■ **Prompt**:
Whichever lines of the material contain "title", copy each of them.

■ **Input records**:
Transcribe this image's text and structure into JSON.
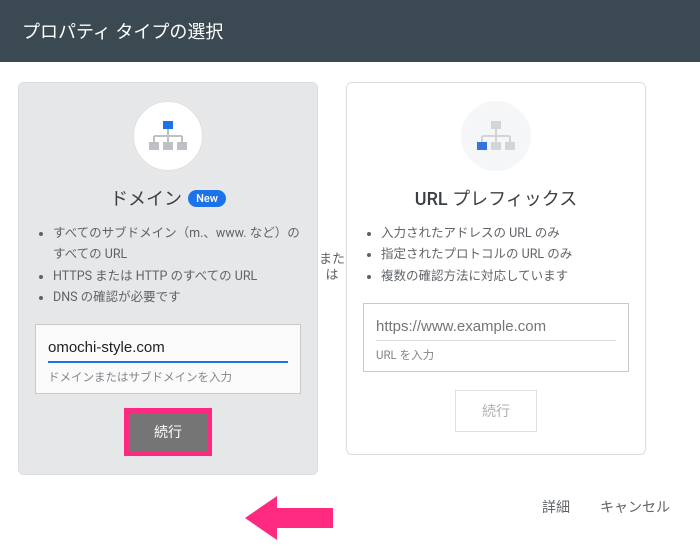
{
  "header": {
    "title": "プロパティ タイプの選択"
  },
  "divider_label": "または",
  "domain_card": {
    "title": "ドメイン",
    "badge": "New",
    "bullets": [
      "すべてのサブドメイン（m.、www. など）のすべての URL",
      "HTTPS または HTTP のすべての URL",
      "DNS の確認が必要です"
    ],
    "input_value": "omochi-style.com",
    "input_hint": "ドメインまたはサブドメインを入力",
    "button": "続行"
  },
  "prefix_card": {
    "title": "URL プレフィックス",
    "bullets": [
      "入力されたアドレスの URL のみ",
      "指定されたプロトコルの URL のみ",
      "複数の確認方法に対応しています"
    ],
    "input_placeholder": "https://www.example.com",
    "input_hint": "URL を入力",
    "button": "続行"
  },
  "footer": {
    "details": "詳細",
    "cancel": "キャンセル"
  }
}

■ **Response for this exercise**:
    "title": "プロパティ タイプの選択"
    "title": "ドメイン",
    "title": "URL プレフィックス",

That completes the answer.